*** Records ***
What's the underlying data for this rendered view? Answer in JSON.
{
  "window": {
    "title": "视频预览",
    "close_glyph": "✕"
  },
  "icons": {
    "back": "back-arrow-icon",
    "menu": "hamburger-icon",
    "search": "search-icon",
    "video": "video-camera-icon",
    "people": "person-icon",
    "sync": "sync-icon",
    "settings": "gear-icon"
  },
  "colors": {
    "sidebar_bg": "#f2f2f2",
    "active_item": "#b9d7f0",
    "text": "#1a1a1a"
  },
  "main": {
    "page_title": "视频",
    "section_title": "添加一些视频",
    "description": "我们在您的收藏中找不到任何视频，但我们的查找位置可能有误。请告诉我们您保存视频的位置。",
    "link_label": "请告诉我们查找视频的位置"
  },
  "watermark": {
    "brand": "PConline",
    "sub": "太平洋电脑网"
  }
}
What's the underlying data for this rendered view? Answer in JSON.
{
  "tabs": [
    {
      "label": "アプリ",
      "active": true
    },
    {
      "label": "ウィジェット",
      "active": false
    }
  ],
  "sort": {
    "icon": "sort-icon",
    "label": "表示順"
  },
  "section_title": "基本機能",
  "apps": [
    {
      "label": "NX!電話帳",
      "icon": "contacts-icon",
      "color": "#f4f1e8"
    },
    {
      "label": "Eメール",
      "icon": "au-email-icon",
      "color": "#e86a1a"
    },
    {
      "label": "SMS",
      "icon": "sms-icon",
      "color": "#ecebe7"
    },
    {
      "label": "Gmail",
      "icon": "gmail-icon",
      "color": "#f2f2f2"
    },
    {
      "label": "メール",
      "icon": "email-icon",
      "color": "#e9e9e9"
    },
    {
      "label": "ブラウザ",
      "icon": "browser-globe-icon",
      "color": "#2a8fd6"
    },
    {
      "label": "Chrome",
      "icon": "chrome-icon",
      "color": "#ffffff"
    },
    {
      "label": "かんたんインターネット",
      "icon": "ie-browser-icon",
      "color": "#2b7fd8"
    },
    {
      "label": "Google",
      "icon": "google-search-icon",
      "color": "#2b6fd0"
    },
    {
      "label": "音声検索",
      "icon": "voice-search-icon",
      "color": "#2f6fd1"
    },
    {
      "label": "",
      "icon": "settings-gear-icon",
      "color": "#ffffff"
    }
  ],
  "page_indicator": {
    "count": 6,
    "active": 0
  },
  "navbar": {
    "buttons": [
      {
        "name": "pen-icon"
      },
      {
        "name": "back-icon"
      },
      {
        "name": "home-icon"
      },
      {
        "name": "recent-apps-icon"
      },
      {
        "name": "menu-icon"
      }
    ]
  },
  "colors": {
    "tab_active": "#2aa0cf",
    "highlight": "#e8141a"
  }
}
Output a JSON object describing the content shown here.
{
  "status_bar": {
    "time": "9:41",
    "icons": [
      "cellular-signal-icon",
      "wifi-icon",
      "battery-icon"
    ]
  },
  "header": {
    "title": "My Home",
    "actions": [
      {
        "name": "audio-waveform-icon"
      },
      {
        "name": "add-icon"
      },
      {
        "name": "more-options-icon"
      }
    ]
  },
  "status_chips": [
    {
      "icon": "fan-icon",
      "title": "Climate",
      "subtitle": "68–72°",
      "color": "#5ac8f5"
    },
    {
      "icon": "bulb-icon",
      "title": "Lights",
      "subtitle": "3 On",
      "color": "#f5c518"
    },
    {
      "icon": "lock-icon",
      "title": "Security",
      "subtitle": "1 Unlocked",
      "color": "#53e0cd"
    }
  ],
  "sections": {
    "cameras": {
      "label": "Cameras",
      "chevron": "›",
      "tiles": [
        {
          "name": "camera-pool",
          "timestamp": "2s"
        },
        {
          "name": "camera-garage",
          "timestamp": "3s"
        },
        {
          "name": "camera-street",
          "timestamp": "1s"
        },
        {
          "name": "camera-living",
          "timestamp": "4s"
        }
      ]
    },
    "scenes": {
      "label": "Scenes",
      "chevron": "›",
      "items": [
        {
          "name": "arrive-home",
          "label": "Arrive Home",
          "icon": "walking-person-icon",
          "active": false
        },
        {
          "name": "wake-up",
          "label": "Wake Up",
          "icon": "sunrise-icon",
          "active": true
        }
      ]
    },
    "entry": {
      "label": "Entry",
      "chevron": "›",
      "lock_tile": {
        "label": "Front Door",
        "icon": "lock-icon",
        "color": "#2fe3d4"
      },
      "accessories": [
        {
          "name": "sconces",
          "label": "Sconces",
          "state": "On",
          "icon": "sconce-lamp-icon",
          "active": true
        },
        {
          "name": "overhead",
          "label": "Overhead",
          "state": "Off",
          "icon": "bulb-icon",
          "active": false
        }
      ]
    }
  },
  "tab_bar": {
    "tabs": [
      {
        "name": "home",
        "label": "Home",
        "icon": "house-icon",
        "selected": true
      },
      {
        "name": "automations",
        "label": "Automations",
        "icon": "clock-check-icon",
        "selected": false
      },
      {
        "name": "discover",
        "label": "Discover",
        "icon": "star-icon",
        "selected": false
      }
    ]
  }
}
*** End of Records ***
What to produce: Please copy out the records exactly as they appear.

Written answer:
What's the underlying data for this rendered view? Answer in JSON.
{
  "window": {
    "title": "视频预览",
    "close_glyph": "✕"
  },
  "icons": {
    "back": "back-arrow-icon",
    "menu": "hamburger-icon",
    "search": "search-icon",
    "video": "video-camera-icon",
    "people": "person-icon",
    "sync": "sync-icon",
    "settings": "gear-icon"
  },
  "colors": {
    "sidebar_bg": "#f2f2f2",
    "active_item": "#b9d7f0",
    "text": "#1a1a1a"
  },
  "main": {
    "page_title": "视频",
    "section_title": "添加一些视频",
    "description": "我们在您的收藏中找不到任何视频，但我们的查找位置可能有误。请告诉我们您保存视频的位置。",
    "link_label": "请告诉我们查找视频的位置"
  },
  "watermark": {
    "brand": "PConline",
    "sub": "太平洋电脑网"
  }
}
What's the underlying data for this rendered view? Answer in JSON.
{
  "tabs": [
    {
      "label": "アプリ",
      "active": true
    },
    {
      "label": "ウィジェット",
      "active": false
    }
  ],
  "sort": {
    "icon": "sort-icon",
    "label": "表示順"
  },
  "section_title": "基本機能",
  "apps": [
    {
      "label": "NX!電話帳",
      "icon": "contacts-icon",
      "color": "#f4f1e8"
    },
    {
      "label": "Eメール",
      "icon": "au-email-icon",
      "color": "#e86a1a"
    },
    {
      "label": "SMS",
      "icon": "sms-icon",
      "color": "#ecebe7"
    },
    {
      "label": "Gmail",
      "icon": "gmail-icon",
      "color": "#f2f2f2"
    },
    {
      "label": "メール",
      "icon": "email-icon",
      "color": "#e9e9e9"
    },
    {
      "label": "ブラウザ",
      "icon": "browser-globe-icon",
      "color": "#2a8fd6"
    },
    {
      "label": "Chrome",
      "icon": "chrome-icon",
      "color": "#ffffff"
    },
    {
      "label": "かんたんインターネット",
      "icon": "ie-browser-icon",
      "color": "#2b7fd8"
    },
    {
      "label": "Google",
      "icon": "google-search-icon",
      "color": "#2b6fd0"
    },
    {
      "label": "音声検索",
      "icon": "voice-search-icon",
      "color": "#2f6fd1"
    },
    {
      "label": "",
      "icon": "settings-gear-icon",
      "color": "#ffffff"
    }
  ],
  "page_indicator": {
    "count": 6,
    "active": 0
  },
  "navbar": {
    "buttons": [
      {
        "name": "pen-icon"
      },
      {
        "name": "back-icon"
      },
      {
        "name": "home-icon"
      },
      {
        "name": "recent-apps-icon"
      },
      {
        "name": "menu-icon"
      }
    ]
  },
  "colors": {
    "tab_active": "#2aa0cf",
    "highlight": "#e8141a"
  }
}
Output a JSON object describing the content shown here.
{
  "status_bar": {
    "time": "9:41",
    "icons": [
      "cellular-signal-icon",
      "wifi-icon",
      "battery-icon"
    ]
  },
  "header": {
    "title": "My Home",
    "actions": [
      {
        "name": "audio-waveform-icon"
      },
      {
        "name": "add-icon"
      },
      {
        "name": "more-options-icon"
      }
    ]
  },
  "status_chips": [
    {
      "icon": "fan-icon",
      "title": "Climate",
      "subtitle": "68–72°",
      "color": "#5ac8f5"
    },
    {
      "icon": "bulb-icon",
      "title": "Lights",
      "subtitle": "3 On",
      "color": "#f5c518"
    },
    {
      "icon": "lock-icon",
      "title": "Security",
      "subtitle": "1 Unlocked",
      "color": "#53e0cd"
    }
  ],
  "sections": {
    "cameras": {
      "label": "Cameras",
      "chevron": "›",
      "tiles": [
        {
          "name": "camera-pool",
          "timestamp": "2s"
        },
        {
          "name": "camera-garage",
          "timestamp": "3s"
        },
        {
          "name": "camera-street",
          "timestamp": "1s"
        },
        {
          "name": "camera-living",
          "timestamp": "4s"
        }
      ]
    },
    "scenes": {
      "label": "Scenes",
      "chevron": "›",
      "items": [
        {
          "name": "arrive-home",
          "label": "Arrive Home",
          "icon": "walking-person-icon",
          "active": false
        },
        {
          "name": "wake-up",
          "label": "Wake Up",
          "icon": "sunrise-icon",
          "active": true
        }
      ]
    },
    "entry": {
      "label": "Entry",
      "chevron": "›",
      "lock_tile": {
        "label": "Front Door",
        "icon": "lock-icon",
        "color": "#2fe3d4"
      },
      "accessories": [
        {
          "name": "sconces",
          "label": "Sconces",
          "state": "On",
          "icon": "sconce-lamp-icon",
          "active": true
        },
        {
          "name": "overhead",
          "label": "Overhead",
          "state": "Off",
          "icon": "bulb-icon",
          "active": false
        }
      ]
    }
  },
  "tab_bar": {
    "tabs": [
      {
        "name": "home",
        "label": "Home",
        "icon": "house-icon",
        "selected": true
      },
      {
        "name": "automations",
        "label": "Automations",
        "icon": "clock-check-icon",
        "selected": false
      },
      {
        "name": "discover",
        "label": "Discover",
        "icon": "star-icon",
        "selected": false
      }
    ]
  }
}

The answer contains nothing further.